#### [What you will do]
A faithful copy is needed. Set down all of the data below exactly.
*** Opening of Records provided ***
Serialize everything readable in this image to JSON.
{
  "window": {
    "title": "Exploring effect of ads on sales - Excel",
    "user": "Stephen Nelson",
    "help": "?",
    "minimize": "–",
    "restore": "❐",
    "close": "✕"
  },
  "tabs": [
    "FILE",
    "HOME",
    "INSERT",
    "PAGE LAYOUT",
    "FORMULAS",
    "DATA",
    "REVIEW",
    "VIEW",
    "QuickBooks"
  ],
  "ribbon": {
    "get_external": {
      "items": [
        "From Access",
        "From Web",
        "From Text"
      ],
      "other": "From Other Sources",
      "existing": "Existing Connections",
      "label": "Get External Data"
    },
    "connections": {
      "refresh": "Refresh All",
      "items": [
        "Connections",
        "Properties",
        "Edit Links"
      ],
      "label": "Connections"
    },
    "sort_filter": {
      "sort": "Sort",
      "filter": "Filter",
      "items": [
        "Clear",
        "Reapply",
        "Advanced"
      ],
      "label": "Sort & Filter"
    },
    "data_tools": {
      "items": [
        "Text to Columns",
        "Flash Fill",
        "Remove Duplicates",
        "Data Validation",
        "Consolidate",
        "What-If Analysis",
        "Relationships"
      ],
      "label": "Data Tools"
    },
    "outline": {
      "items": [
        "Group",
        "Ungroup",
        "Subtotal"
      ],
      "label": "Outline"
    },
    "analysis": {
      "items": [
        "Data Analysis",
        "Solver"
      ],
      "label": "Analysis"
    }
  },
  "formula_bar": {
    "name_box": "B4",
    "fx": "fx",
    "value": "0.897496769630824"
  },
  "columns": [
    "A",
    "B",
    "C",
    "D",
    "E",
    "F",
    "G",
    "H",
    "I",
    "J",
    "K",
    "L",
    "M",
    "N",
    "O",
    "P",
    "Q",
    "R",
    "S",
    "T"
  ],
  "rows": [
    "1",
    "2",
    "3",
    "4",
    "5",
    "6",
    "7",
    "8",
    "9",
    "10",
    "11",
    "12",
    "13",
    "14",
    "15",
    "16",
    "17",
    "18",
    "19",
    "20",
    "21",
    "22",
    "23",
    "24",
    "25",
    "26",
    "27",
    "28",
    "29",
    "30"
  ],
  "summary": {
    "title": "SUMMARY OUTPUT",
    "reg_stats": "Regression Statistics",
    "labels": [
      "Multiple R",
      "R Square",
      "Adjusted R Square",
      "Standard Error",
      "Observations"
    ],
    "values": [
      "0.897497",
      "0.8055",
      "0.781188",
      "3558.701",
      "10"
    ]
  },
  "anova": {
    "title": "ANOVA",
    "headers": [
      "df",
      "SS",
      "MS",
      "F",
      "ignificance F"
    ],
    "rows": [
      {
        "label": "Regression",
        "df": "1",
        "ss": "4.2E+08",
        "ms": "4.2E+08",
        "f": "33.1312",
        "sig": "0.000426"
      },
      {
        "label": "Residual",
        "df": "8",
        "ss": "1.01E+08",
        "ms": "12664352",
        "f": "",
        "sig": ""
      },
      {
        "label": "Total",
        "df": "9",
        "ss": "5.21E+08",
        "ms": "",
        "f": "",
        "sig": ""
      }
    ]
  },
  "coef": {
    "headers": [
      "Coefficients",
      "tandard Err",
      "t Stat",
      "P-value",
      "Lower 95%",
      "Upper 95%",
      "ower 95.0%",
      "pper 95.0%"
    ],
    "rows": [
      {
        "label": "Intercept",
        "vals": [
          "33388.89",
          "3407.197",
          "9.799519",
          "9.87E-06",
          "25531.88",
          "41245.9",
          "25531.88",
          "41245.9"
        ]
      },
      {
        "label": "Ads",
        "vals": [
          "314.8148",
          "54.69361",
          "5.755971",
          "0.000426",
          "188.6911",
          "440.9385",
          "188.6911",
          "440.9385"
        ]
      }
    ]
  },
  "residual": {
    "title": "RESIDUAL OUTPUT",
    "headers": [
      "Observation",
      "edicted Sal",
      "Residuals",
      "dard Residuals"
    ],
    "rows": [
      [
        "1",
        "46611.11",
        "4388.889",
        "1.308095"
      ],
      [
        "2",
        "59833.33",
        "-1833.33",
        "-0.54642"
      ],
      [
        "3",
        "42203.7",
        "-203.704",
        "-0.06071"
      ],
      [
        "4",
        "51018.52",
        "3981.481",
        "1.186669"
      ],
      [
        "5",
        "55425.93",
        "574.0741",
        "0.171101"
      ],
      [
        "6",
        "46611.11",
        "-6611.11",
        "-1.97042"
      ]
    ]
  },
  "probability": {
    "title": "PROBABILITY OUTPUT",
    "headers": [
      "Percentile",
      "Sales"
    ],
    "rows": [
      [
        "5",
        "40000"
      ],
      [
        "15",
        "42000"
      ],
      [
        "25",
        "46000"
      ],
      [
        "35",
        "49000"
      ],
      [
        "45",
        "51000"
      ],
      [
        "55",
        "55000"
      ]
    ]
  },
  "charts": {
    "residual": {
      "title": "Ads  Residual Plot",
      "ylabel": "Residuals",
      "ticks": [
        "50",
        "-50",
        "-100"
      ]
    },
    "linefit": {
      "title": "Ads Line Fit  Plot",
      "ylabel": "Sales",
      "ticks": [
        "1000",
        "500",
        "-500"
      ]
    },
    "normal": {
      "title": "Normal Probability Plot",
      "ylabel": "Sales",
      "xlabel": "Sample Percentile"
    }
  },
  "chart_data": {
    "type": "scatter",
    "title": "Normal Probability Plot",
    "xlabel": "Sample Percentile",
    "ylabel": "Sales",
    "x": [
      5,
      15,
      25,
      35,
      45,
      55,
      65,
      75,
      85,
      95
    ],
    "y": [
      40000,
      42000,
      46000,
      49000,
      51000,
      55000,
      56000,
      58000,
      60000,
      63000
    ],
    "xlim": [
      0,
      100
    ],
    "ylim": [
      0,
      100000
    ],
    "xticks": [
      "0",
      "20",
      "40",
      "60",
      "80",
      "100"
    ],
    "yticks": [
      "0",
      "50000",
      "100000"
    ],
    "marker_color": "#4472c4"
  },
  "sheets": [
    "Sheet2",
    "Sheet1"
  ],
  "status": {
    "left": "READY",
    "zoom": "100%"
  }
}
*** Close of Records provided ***
#### [Response]
Serialize everything readable in this image to JSON.
{
  "window": {
    "title": "Exploring effect of ads on sales - Excel",
    "user": "Stephen Nelson",
    "help": "?",
    "minimize": "–",
    "restore": "❐",
    "close": "✕"
  },
  "tabs": [
    "FILE",
    "HOME",
    "INSERT",
    "PAGE LAYOUT",
    "FORMULAS",
    "DATA",
    "REVIEW",
    "VIEW",
    "QuickBooks"
  ],
  "ribbon": {
    "get_external": {
      "items": [
        "From Access",
        "From Web",
        "From Text"
      ],
      "other": "From Other Sources",
      "existing": "Existing Connections",
      "label": "Get External Data"
    },
    "connections": {
      "refresh": "Refresh All",
      "items": [
        "Connections",
        "Properties",
        "Edit Links"
      ],
      "label": "Connections"
    },
    "sort_filter": {
      "sort": "Sort",
      "filter": "Filter",
      "items": [
        "Clear",
        "Reapply",
        "Advanced"
      ],
      "label": "Sort & Filter"
    },
    "data_tools": {
      "items": [
        "Text to Columns",
        "Flash Fill",
        "Remove Duplicates",
        "Data Validation",
        "Consolidate",
        "What-If Analysis",
        "Relationships"
      ],
      "label": "Data Tools"
    },
    "outline": {
      "items": [
        "Group",
        "Ungroup",
        "Subtotal"
      ],
      "label": "Outline"
    },
    "analysis": {
      "items": [
        "Data Analysis",
        "Solver"
      ],
      "label": "Analysis"
    }
  },
  "formula_bar": {
    "name_box": "B4",
    "fx": "fx",
    "value": "0.897496769630824"
  },
  "columns": [
    "A",
    "B",
    "C",
    "D",
    "E",
    "F",
    "G",
    "H",
    "I",
    "J",
    "K",
    "L",
    "M",
    "N",
    "O",
    "P",
    "Q",
    "R",
    "S",
    "T"
  ],
  "rows": [
    "1",
    "2",
    "3",
    "4",
    "5",
    "6",
    "7",
    "8",
    "9",
    "10",
    "11",
    "12",
    "13",
    "14",
    "15",
    "16",
    "17",
    "18",
    "19",
    "20",
    "21",
    "22",
    "23",
    "24",
    "25",
    "26",
    "27",
    "28",
    "29",
    "30"
  ],
  "summary": {
    "title": "SUMMARY OUTPUT",
    "reg_stats": "Regression Statistics",
    "labels": [
      "Multiple R",
      "R Square",
      "Adjusted R Square",
      "Standard Error",
      "Observations"
    ],
    "values": [
      "0.897497",
      "0.8055",
      "0.781188",
      "3558.701",
      "10"
    ]
  },
  "anova": {
    "title": "ANOVA",
    "headers": [
      "df",
      "SS",
      "MS",
      "F",
      "ignificance F"
    ],
    "rows": [
      {
        "label": "Regression",
        "df": "1",
        "ss": "4.2E+08",
        "ms": "4.2E+08",
        "f": "33.1312",
        "sig": "0.000426"
      },
      {
        "label": "Residual",
        "df": "8",
        "ss": "1.01E+08",
        "ms": "12664352",
        "f": "",
        "sig": ""
      },
      {
        "label": "Total",
        "df": "9",
        "ss": "5.21E+08",
        "ms": "",
        "f": "",
        "sig": ""
      }
    ]
  },
  "coef": {
    "headers": [
      "Coefficients",
      "tandard Err",
      "t Stat",
      "P-value",
      "Lower 95%",
      "Upper 95%",
      "ower 95.0%",
      "pper 95.0%"
    ],
    "rows": [
      {
        "label": "Intercept",
        "vals": [
          "33388.89",
          "3407.197",
          "9.799519",
          "9.87E-06",
          "25531.88",
          "41245.9",
          "25531.88",
          "41245.9"
        ]
      },
      {
        "label": "Ads",
        "vals": [
          "314.8148",
          "54.69361",
          "5.755971",
          "0.000426",
          "188.6911",
          "440.9385",
          "188.6911",
          "440.9385"
        ]
      }
    ]
  },
  "residual": {
    "title": "RESIDUAL OUTPUT",
    "headers": [
      "Observation",
      "edicted Sal",
      "Residuals",
      "dard Residuals"
    ],
    "rows": [
      [
        "1",
        "46611.11",
        "4388.889",
        "1.308095"
      ],
      [
        "2",
        "59833.33",
        "-1833.33",
        "-0.54642"
      ],
      [
        "3",
        "42203.7",
        "-203.704",
        "-0.06071"
      ],
      [
        "4",
        "51018.52",
        "3981.481",
        "1.186669"
      ],
      [
        "5",
        "55425.93",
        "574.0741",
        "0.171101"
      ],
      [
        "6",
        "46611.11",
        "-6611.11",
        "-1.97042"
      ]
    ]
  },
  "probability": {
    "title": "PROBABILITY OUTPUT",
    "headers": [
      "Percentile",
      "Sales"
    ],
    "rows": [
      [
        "5",
        "40000"
      ],
      [
        "15",
        "42000"
      ],
      [
        "25",
        "46000"
      ],
      [
        "35",
        "49000"
      ],
      [
        "45",
        "51000"
      ],
      [
        "55",
        "55000"
      ]
    ]
  },
  "charts": {
    "residual": {
      "title": "Ads  Residual Plot",
      "ylabel": "Residuals",
      "ticks": [
        "50",
        "-50",
        "-100"
      ]
    },
    "linefit": {
      "title": "Ads Line Fit  Plot",
      "ylabel": "Sales",
      "ticks": [
        "1000",
        "500",
        "-500"
      ]
    },
    "normal": {
      "title": "Normal Probability Plot",
      "ylabel": "Sales",
      "xlabel": "Sample Percentile"
    }
  },
  "chart_data": {
    "type": "scatter",
    "title": "Normal Probability Plot",
    "xlabel": "Sample Percentile",
    "ylabel": "Sales",
    "x": [
      5,
      15,
      25,
      35,
      45,
      55,
      65,
      75,
      85,
      95
    ],
    "y": [
      40000,
      42000,
      46000,
      49000,
      51000,
      55000,
      56000,
      58000,
      60000,
      63000
    ],
    "xlim": [
      0,
      100
    ],
    "ylim": [
      0,
      100000
    ],
    "xticks": [
      "0",
      "20",
      "40",
      "60",
      "80",
      "100"
    ],
    "yticks": [
      "0",
      "50000",
      "100000"
    ],
    "marker_color": "#4472c4"
  },
  "sheets": [
    "Sheet2",
    "Sheet1"
  ],
  "status": {
    "left": "READY",
    "zoom": "100%"
  }
}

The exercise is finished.